After considerable delay, DHCS announced last week it will implement its Medi-Cal Rx program in January 2022. The program – which will transition Medi-Cal pharmacy services from a managed care to a fee-for-service delivery system – was initially slated to begin in January 2021, but was later delayed when Centene Corporation announced its acquisition of Magellan Health, Inc. Magellan had previously won a competitive RFP to be the primary vendor to the Medi-Cal Rx program.

The announcement came after DHCS accepted a Conflict Avoidance Plan from Magellan, which addresses DHCS’s conflict of interest concerns about the acquisition, since Centene oversees managed care plans and pharmacies that participate in Medi-Cal. The avoidance plan affirms that Magellan’s health data will be kept completely separate from Centene.


4. Nurses and hospitals disagree on staffing oversight

In an effort to prevent severe nurse burnouts from happening again, California nurses are supporting a bill to mandate that hospitals regularly report their nurse staffing levels. The CNA-backed SB 637, introduced by Sen. Newman, would require hospitals to provide CDPH information on nurse staffing shortages on a weekly basis during statewide public health emergencies, and on a monthly basis at all other times. The bill passed the Senate and awaits action in the Assembly.

The bill is in response to Newsom’s relaxation of nurse-to-patient ratios during the pandemic, which CNA says burdened the state’s nurses with more patients than they could handle. “With the submission of a form, hospitals were allowed to assign nurses in all units, including the ICU, more patients than studies have shown to be safe,” said a CNA representative. Hospital are opposed to the initiative, with CHA saying the proposed reporting requirements will impede hospitals’ ability to care for patients.


5. Omnibus health trailer bill becomes law

Last week, Gov. Newsom signed AB 133, an omnibus trailer bill, into law. The broad health bill’s passage solidifies policies that were previously agreed upon in budget negotiations including broad Medi-Cal expansions, a framework for a statewide health information exchange, $4 billion to establish a youth behavioral health system, and a Behavioral Health Infrastructure Program.

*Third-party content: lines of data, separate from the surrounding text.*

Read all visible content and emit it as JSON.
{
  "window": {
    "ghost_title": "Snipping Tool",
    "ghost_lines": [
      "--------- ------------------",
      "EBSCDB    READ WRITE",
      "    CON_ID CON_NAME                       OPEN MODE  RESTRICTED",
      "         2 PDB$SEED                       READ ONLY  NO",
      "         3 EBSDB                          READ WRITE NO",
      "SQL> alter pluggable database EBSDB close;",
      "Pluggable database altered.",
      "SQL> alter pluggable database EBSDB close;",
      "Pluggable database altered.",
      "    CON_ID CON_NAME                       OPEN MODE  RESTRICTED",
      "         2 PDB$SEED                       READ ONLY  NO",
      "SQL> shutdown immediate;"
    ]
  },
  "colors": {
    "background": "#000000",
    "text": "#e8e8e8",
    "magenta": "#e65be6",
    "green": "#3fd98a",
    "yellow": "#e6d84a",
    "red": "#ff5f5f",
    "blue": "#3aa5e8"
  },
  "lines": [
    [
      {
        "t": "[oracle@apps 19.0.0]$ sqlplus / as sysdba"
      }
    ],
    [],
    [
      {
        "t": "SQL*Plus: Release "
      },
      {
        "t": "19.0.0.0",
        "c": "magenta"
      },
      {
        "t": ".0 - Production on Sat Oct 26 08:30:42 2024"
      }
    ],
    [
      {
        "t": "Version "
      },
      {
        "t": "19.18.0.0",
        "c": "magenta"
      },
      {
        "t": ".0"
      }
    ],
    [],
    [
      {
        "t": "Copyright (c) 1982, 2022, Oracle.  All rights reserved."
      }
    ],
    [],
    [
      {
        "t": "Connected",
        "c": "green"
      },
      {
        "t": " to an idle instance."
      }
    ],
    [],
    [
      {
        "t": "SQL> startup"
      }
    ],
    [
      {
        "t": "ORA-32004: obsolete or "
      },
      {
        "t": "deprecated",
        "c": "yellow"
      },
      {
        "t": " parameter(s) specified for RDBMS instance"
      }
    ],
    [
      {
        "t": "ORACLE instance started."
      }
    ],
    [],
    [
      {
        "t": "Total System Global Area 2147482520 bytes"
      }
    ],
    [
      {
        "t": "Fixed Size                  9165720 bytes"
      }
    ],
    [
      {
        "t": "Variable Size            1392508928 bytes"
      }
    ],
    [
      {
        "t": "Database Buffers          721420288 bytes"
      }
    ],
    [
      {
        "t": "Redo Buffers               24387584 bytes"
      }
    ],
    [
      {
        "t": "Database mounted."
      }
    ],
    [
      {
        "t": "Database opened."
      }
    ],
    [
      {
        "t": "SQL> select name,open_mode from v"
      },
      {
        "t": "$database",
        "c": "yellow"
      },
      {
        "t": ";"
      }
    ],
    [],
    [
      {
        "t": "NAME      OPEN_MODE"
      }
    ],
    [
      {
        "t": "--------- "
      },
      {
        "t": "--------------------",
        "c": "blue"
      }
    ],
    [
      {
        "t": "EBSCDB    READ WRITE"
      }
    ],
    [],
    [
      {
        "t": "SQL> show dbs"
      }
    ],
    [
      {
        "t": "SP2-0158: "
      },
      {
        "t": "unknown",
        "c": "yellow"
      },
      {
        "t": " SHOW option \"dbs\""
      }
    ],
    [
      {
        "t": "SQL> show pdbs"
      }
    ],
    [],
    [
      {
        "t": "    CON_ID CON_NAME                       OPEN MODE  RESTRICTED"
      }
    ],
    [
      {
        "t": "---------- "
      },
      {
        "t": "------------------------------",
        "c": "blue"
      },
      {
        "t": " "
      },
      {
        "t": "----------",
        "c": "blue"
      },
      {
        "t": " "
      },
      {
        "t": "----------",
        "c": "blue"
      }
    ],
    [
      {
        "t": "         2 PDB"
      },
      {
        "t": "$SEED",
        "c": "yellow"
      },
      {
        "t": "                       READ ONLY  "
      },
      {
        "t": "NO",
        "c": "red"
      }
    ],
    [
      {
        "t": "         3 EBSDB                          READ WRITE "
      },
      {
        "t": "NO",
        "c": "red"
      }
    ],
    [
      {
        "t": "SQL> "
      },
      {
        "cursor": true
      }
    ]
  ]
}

The bill was sponsored by Asm. Arambula, a strong advocate of Medi-Cal expansion. Newsom said in a statement: “I thank the Legislature for its steadfast partnership to bring California closer to universal health care coverage and advance comprehensive initiatives to ensure California’s communities come back from the pandemic stronger and healthier than before.”